A petition to the UK Government calls for the BBC to be turned into a worldwide co-operative.
Turning the BBC into the British Broadcasting Co-operative would eliminate the licence fee and instead encourage voluntary members, who would have a say in how the media giant is run, according to the petition.
Proposed by Sara Scarlett, a supporter of mutual solutions with a background in the Liberal Democrat party, the Government petition could be debated in the House of Commons if it reaches 100,000 signatures.
The document reads: "Her Majesty's Government should turn the British Broadcasting Corporation into a Cooperative with a voluntary membership. This way the BBC would be owned by the individuals who choose to be members. Members would pay a yearly fee for the service in lieu of commercial advertising. This would eliminate the need for the television license, a de facto tax, but still maintain the option of advert-free, non-profit television."
Ms Scarlett, Media Associate at the Competitive Enterprise Institute in Washington, DC, says: "The television license is a tax in everything but name. Advert-free, non-profit television should always be an option for consumers. Turning the BBC from a government-owned corporation into a consumer-owned co-operative would change nothing about its current high quality content — just the unfair aspect of how it is funded. It would give it an even bigger advantage on it’s rivals with 12m co-operative members in the UK and 1 billion worldwide.
"Many regard spending £145.50 year on television as frivolous cost they would not normally have unless forced to, especially in the present economic climate where many are watching every penny. As a consumer I should only have to pay for the services I use. Likewise other people should not have to pay for television I enjoy and value if they don’t enjoy and value it themselves. That is unfair."
In an article for the Conservative Co-operative Movement, Ms Scarlett believes the quality of the BBC would be increased if owned by those who choose to be members, rather than having to pay a mandatory licence fee.

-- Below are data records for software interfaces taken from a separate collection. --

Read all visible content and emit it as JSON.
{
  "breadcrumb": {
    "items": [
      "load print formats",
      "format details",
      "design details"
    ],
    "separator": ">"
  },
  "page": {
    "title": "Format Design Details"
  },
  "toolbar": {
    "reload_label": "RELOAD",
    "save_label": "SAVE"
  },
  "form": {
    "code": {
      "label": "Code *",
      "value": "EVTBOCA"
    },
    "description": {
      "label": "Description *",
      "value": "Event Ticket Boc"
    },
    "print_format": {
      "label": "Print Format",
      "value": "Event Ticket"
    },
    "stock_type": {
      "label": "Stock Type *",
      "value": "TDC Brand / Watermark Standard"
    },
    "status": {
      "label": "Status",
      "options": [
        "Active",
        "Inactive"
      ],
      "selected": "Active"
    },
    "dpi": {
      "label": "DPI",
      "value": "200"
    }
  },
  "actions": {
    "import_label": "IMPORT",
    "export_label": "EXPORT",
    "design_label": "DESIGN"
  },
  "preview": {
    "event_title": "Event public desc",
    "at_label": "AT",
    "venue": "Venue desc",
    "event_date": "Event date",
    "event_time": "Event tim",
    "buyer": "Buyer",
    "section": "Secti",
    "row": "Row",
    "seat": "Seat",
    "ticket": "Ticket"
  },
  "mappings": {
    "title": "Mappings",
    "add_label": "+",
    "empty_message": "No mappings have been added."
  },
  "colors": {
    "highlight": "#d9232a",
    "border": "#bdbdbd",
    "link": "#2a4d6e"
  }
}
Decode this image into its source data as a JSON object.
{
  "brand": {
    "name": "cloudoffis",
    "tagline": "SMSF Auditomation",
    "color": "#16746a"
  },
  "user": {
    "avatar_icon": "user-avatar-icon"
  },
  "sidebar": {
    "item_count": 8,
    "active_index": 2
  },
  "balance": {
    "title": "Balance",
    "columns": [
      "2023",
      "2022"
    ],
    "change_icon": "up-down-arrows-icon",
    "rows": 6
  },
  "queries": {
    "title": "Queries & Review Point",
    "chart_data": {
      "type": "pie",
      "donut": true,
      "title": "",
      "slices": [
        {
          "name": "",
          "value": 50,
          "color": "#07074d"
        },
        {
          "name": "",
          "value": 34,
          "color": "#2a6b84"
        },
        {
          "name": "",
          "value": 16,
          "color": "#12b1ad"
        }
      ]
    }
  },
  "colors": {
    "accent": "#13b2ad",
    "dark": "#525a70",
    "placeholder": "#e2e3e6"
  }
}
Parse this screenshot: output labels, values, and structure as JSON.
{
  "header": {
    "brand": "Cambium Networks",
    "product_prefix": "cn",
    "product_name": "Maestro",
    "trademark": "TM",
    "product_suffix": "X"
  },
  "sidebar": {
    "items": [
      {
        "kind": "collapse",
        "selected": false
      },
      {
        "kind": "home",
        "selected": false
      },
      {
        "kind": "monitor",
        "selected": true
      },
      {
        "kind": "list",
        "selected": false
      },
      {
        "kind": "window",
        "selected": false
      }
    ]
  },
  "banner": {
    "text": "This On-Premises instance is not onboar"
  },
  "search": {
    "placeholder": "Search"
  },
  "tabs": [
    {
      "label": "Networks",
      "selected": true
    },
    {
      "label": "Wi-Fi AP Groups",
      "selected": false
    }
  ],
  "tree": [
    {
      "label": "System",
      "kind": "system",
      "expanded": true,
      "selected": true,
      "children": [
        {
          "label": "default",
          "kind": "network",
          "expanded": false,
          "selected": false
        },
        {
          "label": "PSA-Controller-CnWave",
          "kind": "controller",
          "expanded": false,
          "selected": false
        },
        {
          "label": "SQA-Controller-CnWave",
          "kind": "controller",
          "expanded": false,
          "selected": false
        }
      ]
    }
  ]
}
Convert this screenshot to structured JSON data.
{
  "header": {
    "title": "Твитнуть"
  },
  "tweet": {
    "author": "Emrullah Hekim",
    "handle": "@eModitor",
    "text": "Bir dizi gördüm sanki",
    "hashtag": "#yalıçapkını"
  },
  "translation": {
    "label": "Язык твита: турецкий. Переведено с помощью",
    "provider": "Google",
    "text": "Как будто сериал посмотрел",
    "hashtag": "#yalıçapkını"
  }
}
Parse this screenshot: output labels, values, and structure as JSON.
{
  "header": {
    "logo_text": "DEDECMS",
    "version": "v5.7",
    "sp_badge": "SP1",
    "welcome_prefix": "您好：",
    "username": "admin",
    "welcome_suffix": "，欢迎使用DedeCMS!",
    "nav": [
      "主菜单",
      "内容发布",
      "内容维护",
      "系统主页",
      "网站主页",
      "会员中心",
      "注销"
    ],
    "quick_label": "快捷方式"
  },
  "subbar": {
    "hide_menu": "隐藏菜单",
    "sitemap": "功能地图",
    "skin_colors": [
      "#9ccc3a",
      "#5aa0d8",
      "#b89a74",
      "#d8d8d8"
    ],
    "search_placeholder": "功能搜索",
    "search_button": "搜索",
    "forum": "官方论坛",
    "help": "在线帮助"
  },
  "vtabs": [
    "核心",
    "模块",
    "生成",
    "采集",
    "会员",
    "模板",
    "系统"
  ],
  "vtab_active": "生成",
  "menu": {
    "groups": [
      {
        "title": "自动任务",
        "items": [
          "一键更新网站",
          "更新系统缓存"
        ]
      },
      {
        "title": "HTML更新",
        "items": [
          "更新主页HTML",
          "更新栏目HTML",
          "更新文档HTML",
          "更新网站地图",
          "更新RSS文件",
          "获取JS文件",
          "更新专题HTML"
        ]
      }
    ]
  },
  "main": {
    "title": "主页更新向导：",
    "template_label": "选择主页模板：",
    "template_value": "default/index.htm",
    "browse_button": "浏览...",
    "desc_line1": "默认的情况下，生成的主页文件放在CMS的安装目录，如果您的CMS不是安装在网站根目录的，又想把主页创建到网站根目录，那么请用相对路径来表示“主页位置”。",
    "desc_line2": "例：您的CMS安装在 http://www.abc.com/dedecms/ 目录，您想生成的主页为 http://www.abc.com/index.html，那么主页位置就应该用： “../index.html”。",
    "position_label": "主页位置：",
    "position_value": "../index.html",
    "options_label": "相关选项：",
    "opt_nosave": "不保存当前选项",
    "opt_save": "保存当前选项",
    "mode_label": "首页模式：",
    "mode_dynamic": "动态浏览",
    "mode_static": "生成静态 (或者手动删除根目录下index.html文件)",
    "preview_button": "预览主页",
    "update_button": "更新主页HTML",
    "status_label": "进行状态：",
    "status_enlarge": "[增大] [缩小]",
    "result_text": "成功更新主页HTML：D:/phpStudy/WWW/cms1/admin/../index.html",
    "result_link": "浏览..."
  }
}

She adds: "Turning the Beeb into a co-operative is a win-win situation. If you were given the opportunity to preserve something that you enjoy and value, whilst at the same time making it fair, more efficient and democratically accountable – it would be silly not to do so."
A similar idea was also proposed by former Labour leadership candidate David Miliband two years ago. Though Mr Miliband proposed that the current TV licence fee stays in place, and the difference would be mutual ownership of the Corporation. In a joint article with Tessa Jowell, his Shadow Cabinet colleague at the time, Mr Miliband said: "Owned by the British public and paid for directly through the TV licence, it is only right that ordinary members of the public should have a real say in how it is run.
"Under a mutual model, membership of the BBC could be open to everyone who pays the licence fee. Members could have the right to elect representatives to a members’ council that would elect a majority of members of the BBC Trust. This would give licence fee payers a way to a democratic voice in the priorities of the BBC."
• To view the e-petition, visit: http://epetitions.direct.gov.uk/petitions/28826
In this article
- British Broadcasting Corporation
- British co-operative movement
- Broadcast law
- Business models
- Consumers' cooperative
- Contact Details
- David Miliband
- House of Commons
- Housing cooperative
- Human Interest
- Liberal Democrat party
- mutual solutions
- Person Career
- Raidió Teilifís Éireann
- Sara Scarlett
- Social Issues
- Television in the United Kingdom
- Television licence
- United Kingdom